# Exercise goal
Below are the records; collect from them each line containing the string "filename".
*** Data for processing ***
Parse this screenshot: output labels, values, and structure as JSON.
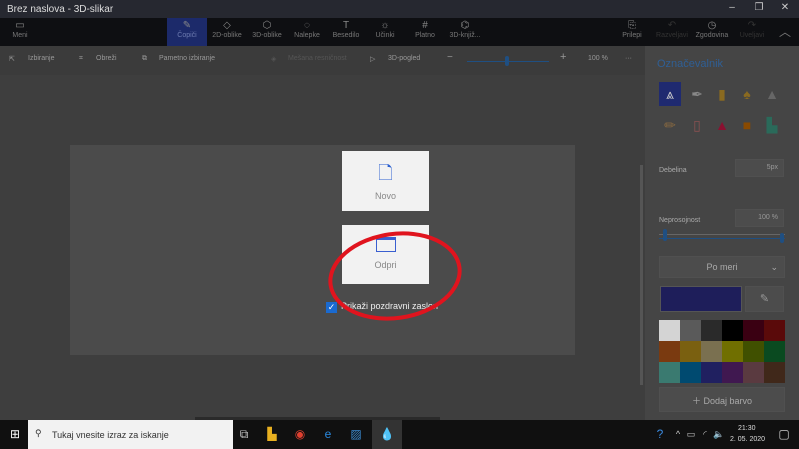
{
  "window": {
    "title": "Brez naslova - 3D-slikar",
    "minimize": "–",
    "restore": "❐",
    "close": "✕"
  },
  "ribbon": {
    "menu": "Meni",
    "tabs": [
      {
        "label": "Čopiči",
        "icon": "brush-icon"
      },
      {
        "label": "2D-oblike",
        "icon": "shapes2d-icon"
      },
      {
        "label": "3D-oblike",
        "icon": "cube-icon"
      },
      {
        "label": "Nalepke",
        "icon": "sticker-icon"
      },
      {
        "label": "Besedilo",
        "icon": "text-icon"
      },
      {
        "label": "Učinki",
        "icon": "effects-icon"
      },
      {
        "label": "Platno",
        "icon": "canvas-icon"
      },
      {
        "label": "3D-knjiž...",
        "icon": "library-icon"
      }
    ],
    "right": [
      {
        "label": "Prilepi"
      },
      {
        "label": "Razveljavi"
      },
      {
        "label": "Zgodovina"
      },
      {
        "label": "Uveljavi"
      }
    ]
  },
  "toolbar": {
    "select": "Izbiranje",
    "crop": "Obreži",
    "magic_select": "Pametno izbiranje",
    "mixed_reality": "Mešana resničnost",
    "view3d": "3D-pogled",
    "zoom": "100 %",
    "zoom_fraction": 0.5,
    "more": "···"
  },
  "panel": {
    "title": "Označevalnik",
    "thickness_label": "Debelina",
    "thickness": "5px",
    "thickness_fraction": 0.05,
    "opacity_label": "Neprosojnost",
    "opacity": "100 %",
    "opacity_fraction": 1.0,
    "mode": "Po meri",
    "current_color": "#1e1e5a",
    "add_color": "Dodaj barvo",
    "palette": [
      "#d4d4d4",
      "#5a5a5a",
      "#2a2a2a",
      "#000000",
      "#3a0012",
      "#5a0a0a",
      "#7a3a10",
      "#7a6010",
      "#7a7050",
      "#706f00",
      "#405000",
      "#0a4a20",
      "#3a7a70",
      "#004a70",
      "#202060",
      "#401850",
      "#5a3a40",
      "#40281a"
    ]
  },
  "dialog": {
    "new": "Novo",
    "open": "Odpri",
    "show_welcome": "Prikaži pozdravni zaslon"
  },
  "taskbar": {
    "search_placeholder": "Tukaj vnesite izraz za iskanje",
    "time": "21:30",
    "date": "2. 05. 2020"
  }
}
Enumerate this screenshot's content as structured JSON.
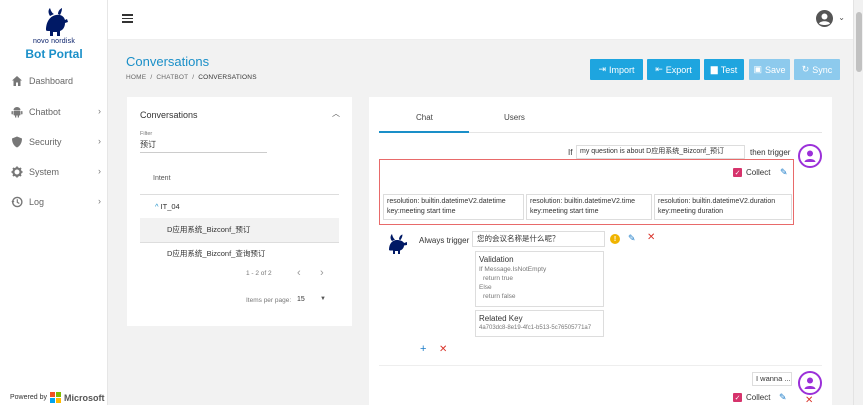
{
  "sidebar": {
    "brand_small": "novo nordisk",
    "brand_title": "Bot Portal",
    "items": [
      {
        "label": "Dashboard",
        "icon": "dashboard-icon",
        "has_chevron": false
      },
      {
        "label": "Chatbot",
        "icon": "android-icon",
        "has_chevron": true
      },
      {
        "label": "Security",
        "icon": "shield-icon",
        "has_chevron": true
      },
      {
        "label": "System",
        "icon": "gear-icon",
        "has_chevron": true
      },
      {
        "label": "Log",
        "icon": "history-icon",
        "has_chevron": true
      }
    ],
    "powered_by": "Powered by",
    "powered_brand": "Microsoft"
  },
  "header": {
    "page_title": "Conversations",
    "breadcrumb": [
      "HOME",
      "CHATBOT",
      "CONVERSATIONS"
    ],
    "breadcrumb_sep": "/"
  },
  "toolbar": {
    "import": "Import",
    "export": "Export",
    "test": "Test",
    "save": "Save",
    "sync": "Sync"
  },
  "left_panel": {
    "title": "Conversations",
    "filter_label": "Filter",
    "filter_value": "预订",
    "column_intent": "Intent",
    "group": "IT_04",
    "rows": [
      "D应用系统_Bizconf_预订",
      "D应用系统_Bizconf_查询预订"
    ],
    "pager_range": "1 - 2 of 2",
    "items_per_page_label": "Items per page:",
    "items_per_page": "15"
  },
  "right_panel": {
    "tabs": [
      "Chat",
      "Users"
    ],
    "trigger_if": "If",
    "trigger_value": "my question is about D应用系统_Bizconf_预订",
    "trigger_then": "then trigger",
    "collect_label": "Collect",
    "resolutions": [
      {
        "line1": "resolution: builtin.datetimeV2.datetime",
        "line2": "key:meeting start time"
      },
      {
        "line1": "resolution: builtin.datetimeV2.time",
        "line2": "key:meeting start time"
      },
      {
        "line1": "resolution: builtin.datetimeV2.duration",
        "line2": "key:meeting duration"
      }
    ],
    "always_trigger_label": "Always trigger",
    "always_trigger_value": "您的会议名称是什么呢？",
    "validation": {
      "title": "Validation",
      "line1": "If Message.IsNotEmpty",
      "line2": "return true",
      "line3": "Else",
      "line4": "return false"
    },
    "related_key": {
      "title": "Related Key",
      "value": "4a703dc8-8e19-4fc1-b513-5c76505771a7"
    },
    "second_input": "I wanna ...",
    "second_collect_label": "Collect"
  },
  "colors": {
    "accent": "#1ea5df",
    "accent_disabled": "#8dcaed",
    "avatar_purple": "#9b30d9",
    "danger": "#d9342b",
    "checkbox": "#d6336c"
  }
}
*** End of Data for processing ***
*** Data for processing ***
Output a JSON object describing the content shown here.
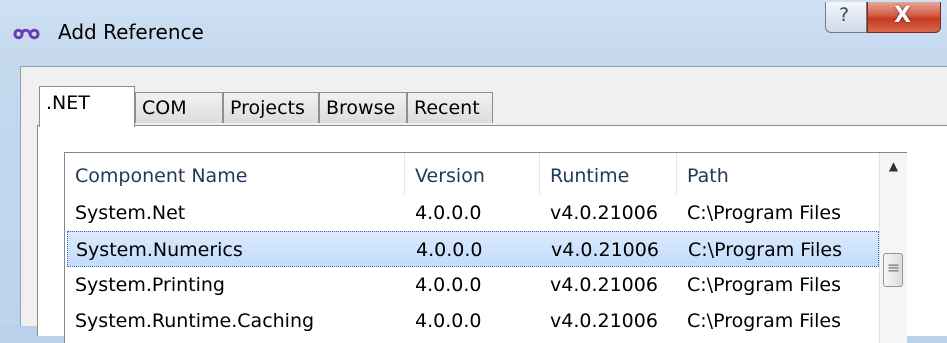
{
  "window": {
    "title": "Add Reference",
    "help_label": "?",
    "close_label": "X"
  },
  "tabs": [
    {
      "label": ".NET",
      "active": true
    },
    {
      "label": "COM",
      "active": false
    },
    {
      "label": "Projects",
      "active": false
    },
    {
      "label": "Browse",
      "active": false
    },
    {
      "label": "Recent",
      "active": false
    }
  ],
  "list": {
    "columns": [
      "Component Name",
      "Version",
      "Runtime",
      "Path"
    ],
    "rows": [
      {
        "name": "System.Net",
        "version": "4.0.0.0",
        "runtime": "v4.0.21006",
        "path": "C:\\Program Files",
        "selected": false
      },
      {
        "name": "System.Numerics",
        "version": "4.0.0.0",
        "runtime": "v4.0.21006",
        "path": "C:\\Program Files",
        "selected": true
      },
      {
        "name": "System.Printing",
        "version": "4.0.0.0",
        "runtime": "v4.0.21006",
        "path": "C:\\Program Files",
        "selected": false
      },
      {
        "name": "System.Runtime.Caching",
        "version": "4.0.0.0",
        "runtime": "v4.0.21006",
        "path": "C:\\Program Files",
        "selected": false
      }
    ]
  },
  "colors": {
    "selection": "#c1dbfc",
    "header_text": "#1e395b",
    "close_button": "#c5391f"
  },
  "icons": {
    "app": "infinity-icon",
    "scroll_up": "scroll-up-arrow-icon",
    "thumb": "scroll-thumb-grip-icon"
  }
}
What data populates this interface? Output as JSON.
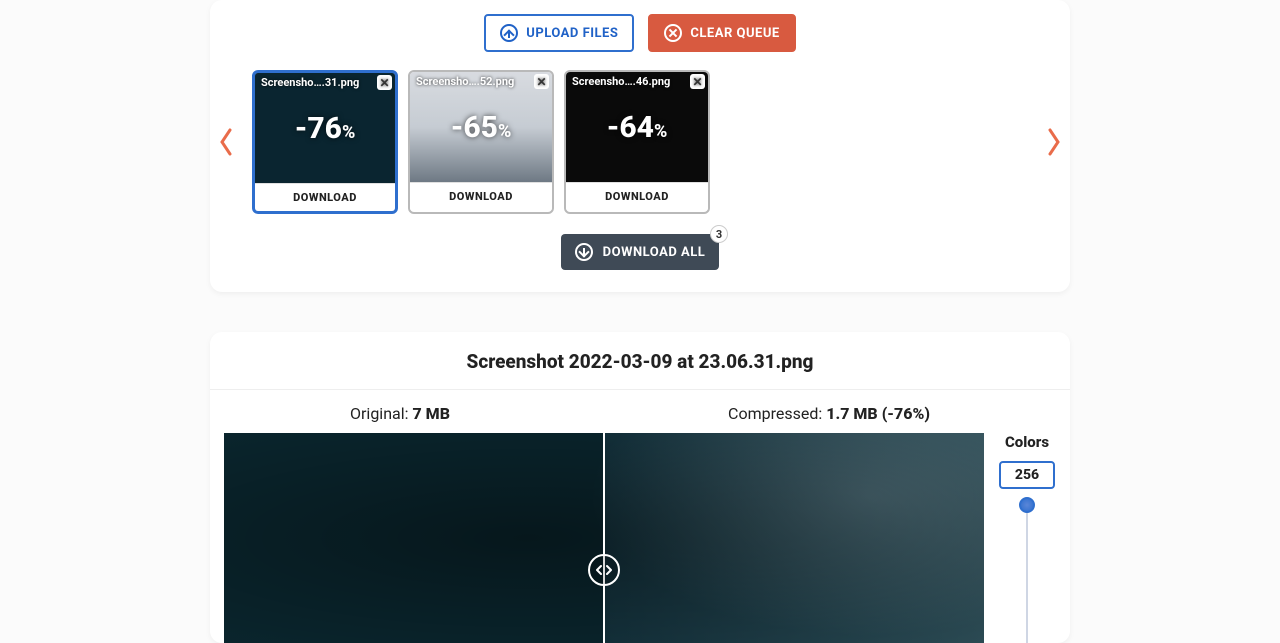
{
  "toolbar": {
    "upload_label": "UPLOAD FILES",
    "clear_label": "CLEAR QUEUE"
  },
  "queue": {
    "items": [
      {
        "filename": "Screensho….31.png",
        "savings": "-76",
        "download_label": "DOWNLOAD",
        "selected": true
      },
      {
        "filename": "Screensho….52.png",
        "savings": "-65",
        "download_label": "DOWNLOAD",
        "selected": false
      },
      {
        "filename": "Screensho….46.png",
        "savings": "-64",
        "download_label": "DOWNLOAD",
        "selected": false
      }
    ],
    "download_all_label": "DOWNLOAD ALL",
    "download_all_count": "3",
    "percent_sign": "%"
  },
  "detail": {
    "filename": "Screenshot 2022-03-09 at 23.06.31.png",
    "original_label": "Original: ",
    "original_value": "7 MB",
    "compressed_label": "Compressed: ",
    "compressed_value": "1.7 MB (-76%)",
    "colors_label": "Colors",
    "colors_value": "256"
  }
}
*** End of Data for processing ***
# Task response
        "filename": "Screensho….31.png",
        "filename": "Screensho….52.png",
        "filename": "Screensho….46.png",
    "filename": "Screenshot 2022-03-09 at 23.06.31.png",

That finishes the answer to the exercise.